--- RECORDS FOR THE EXERCISE Enclosed Below ---

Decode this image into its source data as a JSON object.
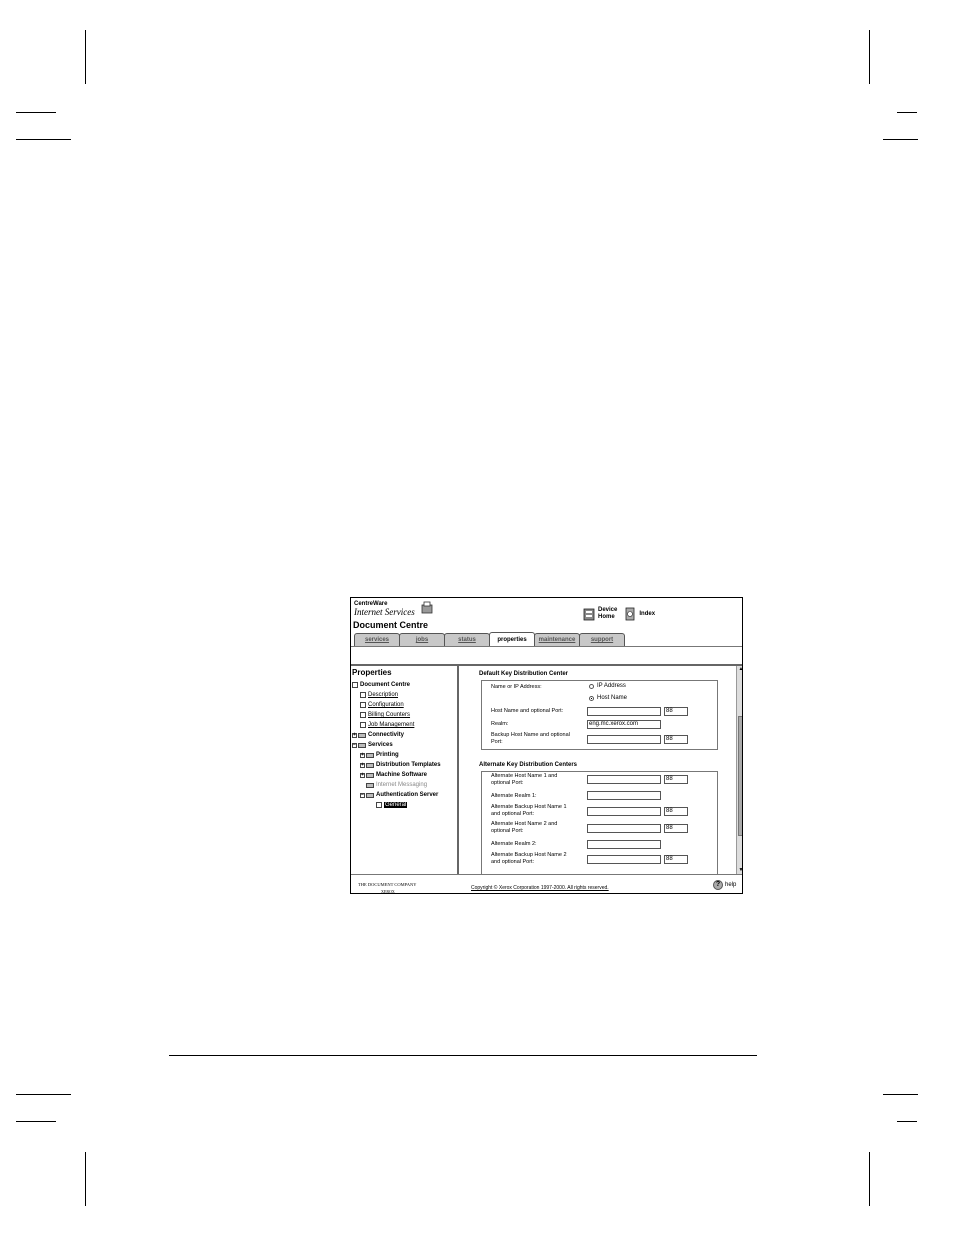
{
  "brand": {
    "line1": "CentreWare",
    "line2": "Internet Services",
    "device_title": "Document Centre"
  },
  "topnav": {
    "device_home": [
      "Device",
      "Home"
    ],
    "index": "Index"
  },
  "tabs": [
    "services",
    "jobs",
    "status",
    "properties",
    "maintenance",
    "support"
  ],
  "active_tab": "properties",
  "left": {
    "title": "Properties",
    "tree": [
      {
        "label": "Document Centre"
      },
      {
        "label": "Description"
      },
      {
        "label": "Configuration"
      },
      {
        "label": "Billing Counters"
      },
      {
        "label": "Job Management"
      },
      {
        "label": "Connectivity"
      },
      {
        "label": "Services"
      },
      {
        "label": "Printing"
      },
      {
        "label": "Distribution Templates"
      },
      {
        "label": "Machine Software"
      },
      {
        "label": "Internet Messaging"
      },
      {
        "label": "Authentication Server"
      },
      {
        "label": "General"
      }
    ]
  },
  "default_kdc": {
    "title": "Default Key Distribution Center",
    "name_or_ip_label": "Name or IP Address:",
    "radio_ip": "IP Address",
    "radio_host": "Host Name",
    "host_label": "Host Name and optional Port:",
    "host_port": "88",
    "realm_label": "Realm:",
    "realm_value": "eng.mc.xerox.com",
    "backup_label": [
      "Backup Host Name and optional",
      "Port:"
    ],
    "backup_port": "88"
  },
  "alt_kdc": {
    "title": "Alternate Key Distribution Centers",
    "rows": [
      {
        "label": [
          "Alternate Host Name 1 and",
          "optional Port:"
        ],
        "port": "88"
      },
      {
        "label": [
          "Alternate Realm 1:"
        ],
        "port": ""
      },
      {
        "label": [
          "Alternate Backup Host Name 1",
          "and optional Port:"
        ],
        "port": "88"
      },
      {
        "label": [
          "Alternate Host Name 2 and",
          "optional Port:"
        ],
        "port": "88"
      },
      {
        "label": [
          "Alternate Realm 2:"
        ],
        "port": ""
      },
      {
        "label": [
          "Alternate Backup Host Name 2",
          "and optional Port:"
        ],
        "port": "88"
      }
    ]
  },
  "footer": {
    "company": "THE DOCUMENT COMPANY",
    "xerox": "XEROX",
    "copyright": "Copyright © Xerox Corporation 1997-2000.  All rights reserved.",
    "help": "help"
  }
}
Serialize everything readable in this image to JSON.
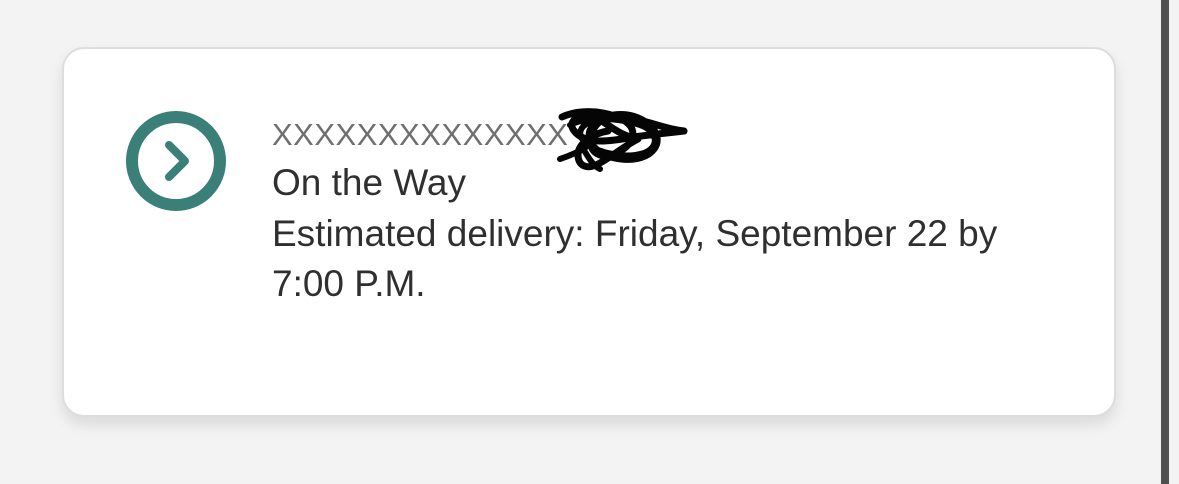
{
  "card": {
    "tracking_number": "XXXXXXXXXXXXXX",
    "status": "On the Way",
    "estimated_delivery": "Estimated delivery: Friday, September 22 by 7:00 P.M."
  },
  "icons": {
    "status": "chevron-right-circle-icon"
  },
  "colors": {
    "accent": "#3b8078",
    "text": "#2f2f2f",
    "muted": "#6f6f6f",
    "background": "#f3f3f3",
    "card": "#ffffff"
  }
}
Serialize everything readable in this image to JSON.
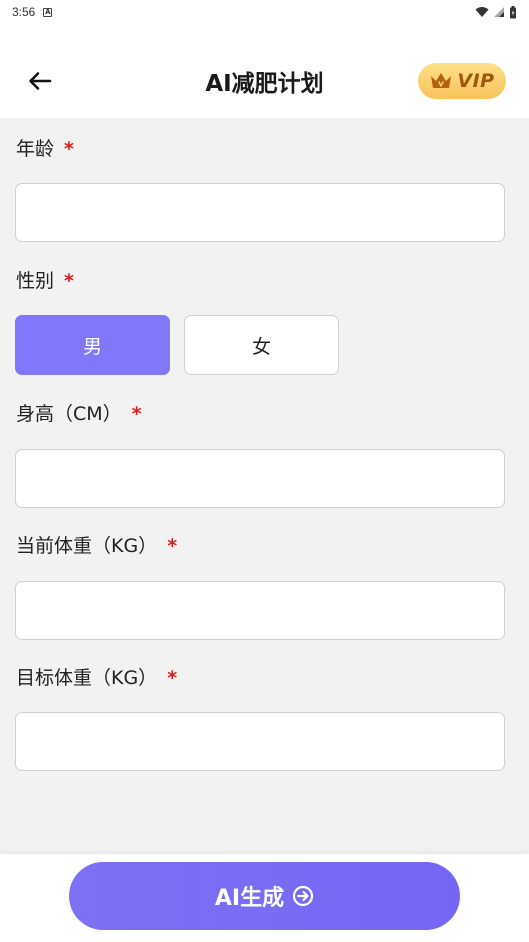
{
  "status_bar": {
    "time": "3:56",
    "notification": "A"
  },
  "header": {
    "title": "AI减肥计划",
    "vip_label": "VIP"
  },
  "form": {
    "age": {
      "label": "年龄",
      "required_mark": "*",
      "value": ""
    },
    "gender": {
      "label": "性别",
      "required_mark": "*",
      "options": [
        "男",
        "女"
      ],
      "selected": "男"
    },
    "height": {
      "label": "身高（CM）",
      "required_mark": "*",
      "value": ""
    },
    "current_weight": {
      "label": "当前体重（KG）",
      "required_mark": "*",
      "value": ""
    },
    "target_weight": {
      "label": "目标体重（KG）",
      "required_mark": "*",
      "value": ""
    }
  },
  "footer": {
    "generate_label": "AI生成"
  },
  "colors": {
    "accent": "#8077fa",
    "required": "#e01a1a",
    "vip_gold": "#f8c35a",
    "vip_text": "#a0570e"
  }
}
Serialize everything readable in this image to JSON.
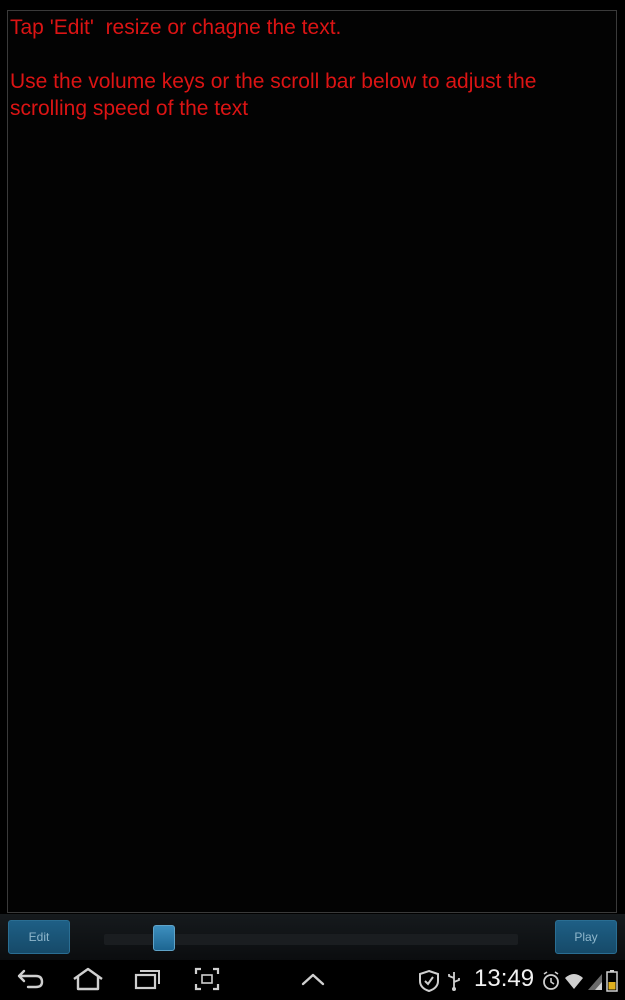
{
  "main": {
    "text": "Tap 'Edit'  resize or chagne the text.\n\nUse the volume keys or the scroll bar below to adjust the scrolling speed of the text"
  },
  "controls": {
    "edit_label": "Edit",
    "play_label": "Play",
    "speed_slider_fraction": 0.1
  },
  "status_bar": {
    "time": "13:49",
    "icons": [
      "back-icon",
      "home-icon",
      "recent-apps-icon",
      "screenshot-icon",
      "up-chevron-icon",
      "security-shield-icon",
      "usb-icon",
      "alarm-icon",
      "wifi-icon",
      "signal-icon",
      "battery-icon"
    ]
  },
  "colors": {
    "text": "#dc1414",
    "button": "#1a5a80"
  }
}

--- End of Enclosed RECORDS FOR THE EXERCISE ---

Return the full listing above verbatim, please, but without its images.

• SOLVED PROBLEM
Decode this image into its source data as a JSON object.
{
  "brand": {
    "line1": "CentreWare",
    "line2": "Internet Services",
    "device_title": "Document Centre"
  },
  "topnav": {
    "device_home": [
      "Device",
      "Home"
    ],
    "index": "Index"
  },
  "tabs": [
    "services",
    "jobs",
    "status",
    "properties",
    "maintenance",
    "support"
  ],
  "active_tab": "properties",
  "left": {
    "title": "Properties",
    "tree": [
      {
        "label": "Document Centre"
      },
      {
        "label": "Description"
      },
      {
        "label": "Configuration"
      },
      {
        "label": "Billing Counters"
      },
      {
        "label": "Job Management"
      },
      {
        "label": "Connectivity"
      },
      {
        "label": "Services"
      },
      {
        "label": "Printing"
      },
      {
        "label": "Distribution Templates"
      },
      {
        "label": "Machine Software"
      },
      {
        "label": "Internet Messaging"
      },
      {
        "label": "Authentication Server"
      },
      {
        "label": "General"
      }
    ]
  },
  "default_kdc": {
    "title": "Default Key Distribution Center",
    "name_or_ip_label": "Name or IP Address:",
    "radio_ip": "IP Address",
    "radio_host": "Host Name",
    "host_label": "Host Name and optional Port:",
    "host_port": "88",
    "realm_label": "Realm:",
    "realm_value": "eng.mc.xerox.com",
    "backup_label": [
      "Backup Host Name and optional",
      "Port:"
    ],
    "backup_port": "88"
  },
  "alt_kdc": {
    "title": "Alternate Key Distribution Centers",
    "rows": [
      {
        "label": [
          "Alternate Host Name 1 and",
          "optional Port:"
        ],
        "port": "88"
      },
      {
        "label": [
          "Alternate Realm 1:"
        ],
        "port": ""
      },
      {
        "label": [
          "Alternate Backup Host Name 1",
          "and optional Port:"
        ],
        "port": "88"
      },
      {
        "label": [
          "Alternate Host Name 2 and",
          "optional Port:"
        ],
        "port": "88"
      },
      {
        "label": [
          "Alternate Realm 2:"
        ],
        "port": ""
      },
      {
        "label": [
          "Alternate Backup Host Name 2",
          "and optional Port:"
        ],
        "port": "88"
      }
    ]
  },
  "footer": {
    "company": "THE DOCUMENT COMPANY",
    "xerox": "XEROX",
    "copyright": "Copyright © Xerox Corporation 1997-2000.  All rights reserved.",
    "help": "help"
  }
}
Serialize everything readable in this image to JSON.
{
  "card": {
    "tracking_number": "XXXXXXXXXXXXXX",
    "status": "On the Way",
    "estimated_delivery": "Estimated delivery: Friday, September 22 by 7:00 P.M."
  },
  "icons": {
    "status": "chevron-right-circle-icon"
  },
  "colors": {
    "accent": "#3b8078",
    "text": "#2f2f2f",
    "muted": "#6f6f6f",
    "background": "#f3f3f3",
    "card": "#ffffff"
  }
}
Serialize everything readable in this image to JSON.
{
  "status_bar": {
    "time": "3:56",
    "notification": "A"
  },
  "header": {
    "title": "AI减肥计划",
    "vip_label": "VIP"
  },
  "form": {
    "age": {
      "label": "年龄",
      "required_mark": "*",
      "value": ""
    },
    "gender": {
      "label": "性别",
      "required_mark": "*",
      "options": [
        "男",
        "女"
      ],
      "selected": "男"
    },
    "height": {
      "label": "身高（CM）",
      "required_mark": "*",
      "value": ""
    },
    "current_weight": {
      "label": "当前体重（KG）",
      "required_mark": "*",
      "value": ""
    },
    "target_weight": {
      "label": "目标体重（KG）",
      "required_mark": "*",
      "value": ""
    }
  },
  "footer": {
    "generate_label": "AI生成"
  },
  "colors": {
    "accent": "#8077fa",
    "required": "#e01a1a",
    "vip_gold": "#f8c35a",
    "vip_text": "#a0570e"
  }
}
Serialize everything readable in this image to JSON.
{
  "main": {
    "text": "Tap 'Edit'  resize or chagne the text.\n\nUse the volume keys or the scroll bar below to adjust the scrolling speed of the text"
  },
  "controls": {
    "edit_label": "Edit",
    "play_label": "Play",
    "speed_slider_fraction": 0.1
  },
  "status_bar": {
    "time": "13:49",
    "icons": [
      "back-icon",
      "home-icon",
      "recent-apps-icon",
      "screenshot-icon",
      "up-chevron-icon",
      "security-shield-icon",
      "usb-icon",
      "alarm-icon",
      "wifi-icon",
      "signal-icon",
      "battery-icon"
    ]
  },
  "colors": {
    "text": "#dc1414",
    "button": "#1a5a80"
  }
}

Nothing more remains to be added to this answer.